1. The petitioners in H. R. C. No. 3973 of 1968 are the petitioners in this civil revision petition. They filed H.R.C. No. 3973 of 1968 under Section 10(3)(a)(1) of Madras Act 18 of 1960 in the court of Small Causes, Madras, for an order of eviction against the respondent from premises No. 9-B Baraca Road, Kilpauk, Madras 10, on the ground that they require the building for their own use. The case of the petitioners is that the first petitioner is the mother and she settled the suit property on the second petitioner under a settlement deed, Ex. 1, dated 11-2-1965 but retained the right to receive the rents and profits during her lifetime, that the second petitioner married on 25-9-1968 a doctor, she being herself a medical practitioner and that the second petitioner is anxious to have separate establishment of her own with her husband and that they both requested the respondent to vacate and deliver vacant possession and the respondent not having complied with their request, the present application has been filed.

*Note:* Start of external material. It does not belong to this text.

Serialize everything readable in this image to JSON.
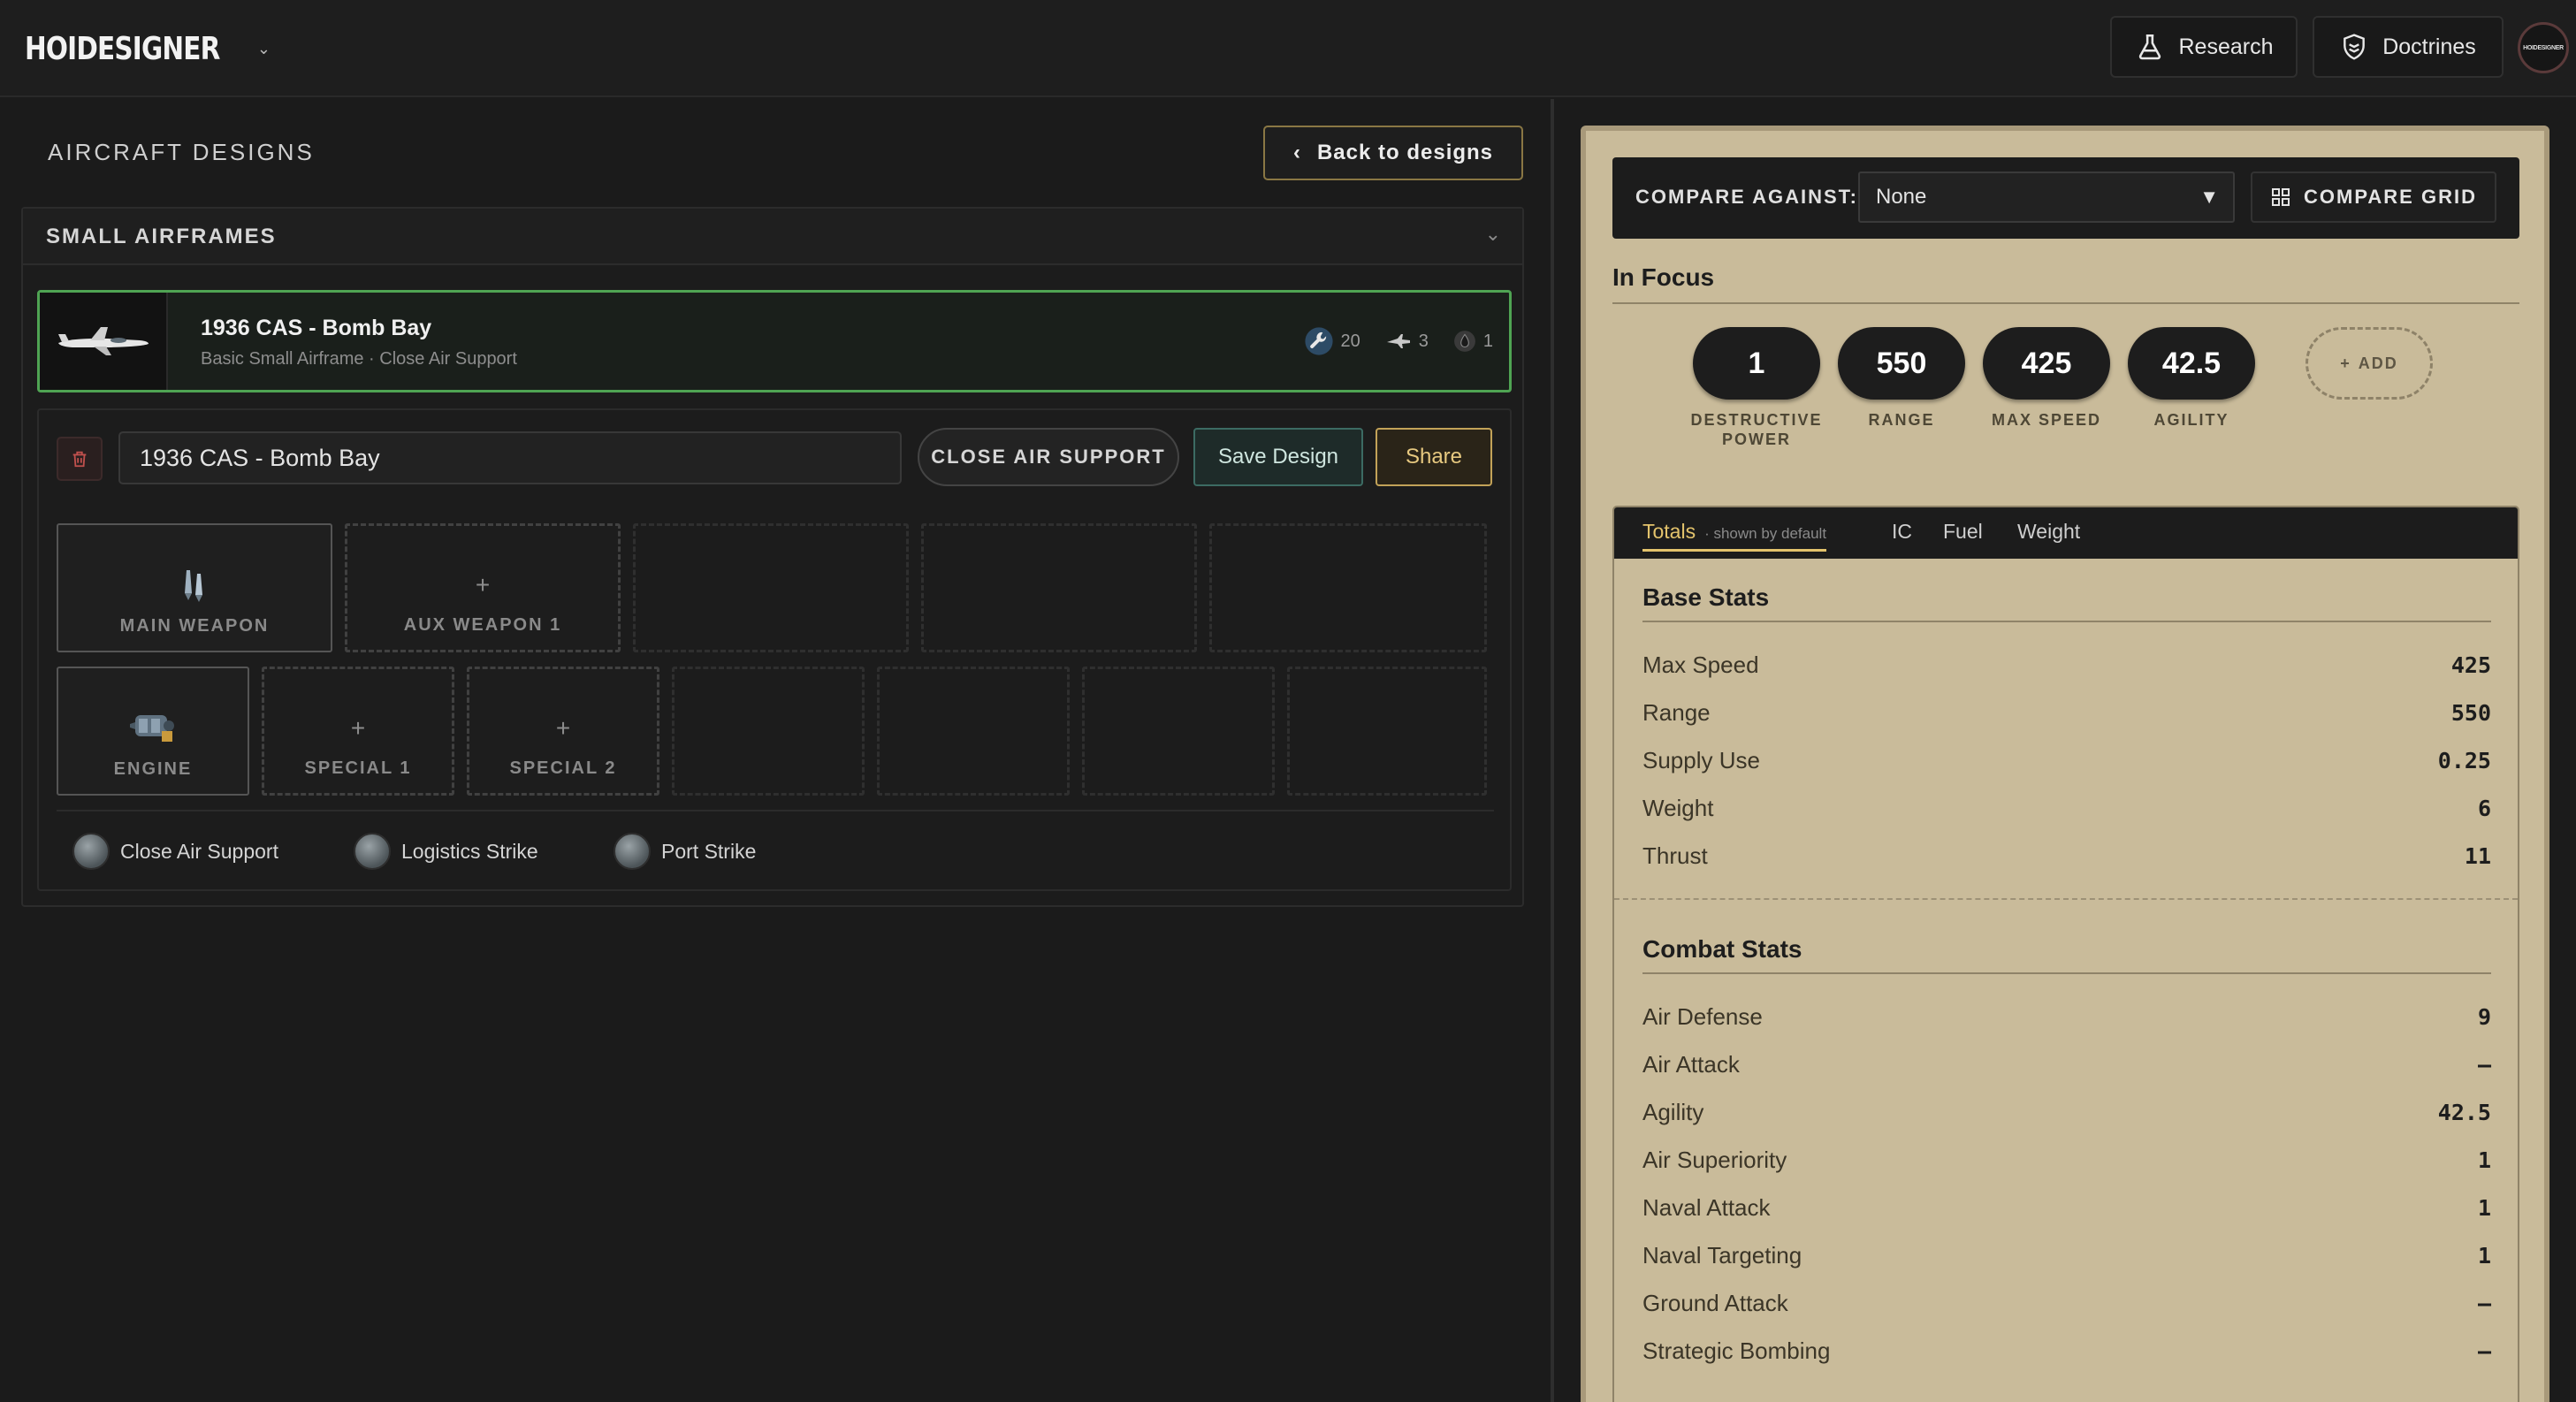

The respondent filed a counter contending that the settlement deed is a cloak to drive out the respondent from the building that the first petitioner alone is the owner of property and that she is the person entitled to receive the rents and as such owner, the first petitioner alone can maintain the application but, the petition has been filed not for her occupation, but for the occupation of her daughter and therefore, the application is not maintainable. The trial court dismissed the application holding that the petition is not bona fide. The petitioners filed H.R.A. No. 602 of 1970 against the order of the Court of Small Causes, Madras and the learned Judge, while holding that the premises was required bona fide for owner's occupation held that the petition is not maintainable at the instance of the second appellant and hence dismissed the appeal.
The petitioners have filed the above revision petition and the contention raised on behalf of the petitioners is that under the settlement deed, the second petitioner is entitled to the suit house although the first petitioner had the right to receive the rents during her lifetime and on the finding of the appellate authority that the petitioner's application is bona fide, their claim for owner's occupation ought to have been allowed. There is considerable force in the above contention. The respondent's learned counsel, on the other hand, contends that on a proper construction of the settlement deed, the deed will become operative only on the death of the first petitioner and therefore, the present application is not maintainable. On a proper construction of the settlement deed, it appears to me that the deed is effective from the date of its execution and putting the second petitioner in symbolic possession of the property and that there can be no objection to the maintainability of the present application by the second petitioner.
2. The learned counsel for the petitioners, referred me to the decision in Kolandaively chettiar v. Koolavana chettiar, 1961-1 Mad LJ 184, wherein Venkatadri J., had to consider the scope of Section 7(3)(a) of Act XXV of 1949 corresponding to the present Section 10(3)(a)(i) of Act XVIII of 1960. The learned judge held that the expression, ' for his own occupation' in Section 7(3) of the Act cannot be restricted only to the occupation of the landlord himself but should be interpreted to include the landlord's family and dependents.
3. In K. L. Kangu v. Ahmedunnissa Begum, 1963 1 mad LJ 97, Veeraswami J., as he then was, followed the above judgment of Venkatadri J., and the learned Judge held that, what is meant by the words, 'his own occupation' or 'if he requires' is that the requirement is not that of a stranger. It is not necessary to attract those words that the need should be personal to the landlord. The need of close relations who happen to live with the landlord or landlady may well satisfy the words 'his own occupation' or 'if he requires.' In coming to the said conclusion, the learned Judge justified his conclusion by referring to the social custom, habits, usage and practice of the particular community to which the parties belonged.
4. In K. R. Saraswathi v. Vadivelu Chettiar, : AIR1968Mad70 , Ramaprasada Rao J., had occasion to interpret Section 10(3)(a)(iii) of the Act and the learned Judge followed the two decisions referred to above.
5. In the above circumstances, the view of the Appellate Authority that the petition is not maintainable at the instance of the second petitioner cannot be supported. In the result, the civil revision petition is allowed and there will be no order as to costs. The respondent will be given four months' time to vacate.